#### [Task requirements]
Output the records that follow exactly as they are written.

#### [Provided material]
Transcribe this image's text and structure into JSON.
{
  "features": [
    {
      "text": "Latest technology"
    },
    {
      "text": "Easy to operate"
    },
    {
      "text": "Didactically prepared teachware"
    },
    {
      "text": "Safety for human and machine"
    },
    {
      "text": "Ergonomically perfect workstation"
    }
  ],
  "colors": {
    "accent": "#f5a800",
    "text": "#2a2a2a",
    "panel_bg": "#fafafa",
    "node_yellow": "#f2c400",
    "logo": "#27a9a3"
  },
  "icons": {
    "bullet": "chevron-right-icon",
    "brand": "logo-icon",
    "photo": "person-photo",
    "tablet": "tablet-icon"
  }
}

#### [Reply]
Transcribe this image's text and structure into JSON.
{
  "features": [
    {
      "text": "Latest technology"
    },
    {
      "text": "Easy to operate"
    },
    {
      "text": "Didactically prepared teachware"
    },
    {
      "text": "Safety for human and machine"
    },
    {
      "text": "Ergonomically perfect workstation"
    }
  ],
  "colors": {
    "accent": "#f5a800",
    "text": "#2a2a2a",
    "panel_bg": "#fafafa",
    "node_yellow": "#f2c400",
    "logo": "#27a9a3"
  },
  "icons": {
    "bullet": "chevron-right-icon",
    "brand": "logo-icon",
    "photo": "person-photo",
    "tablet": "tablet-icon"
  }
}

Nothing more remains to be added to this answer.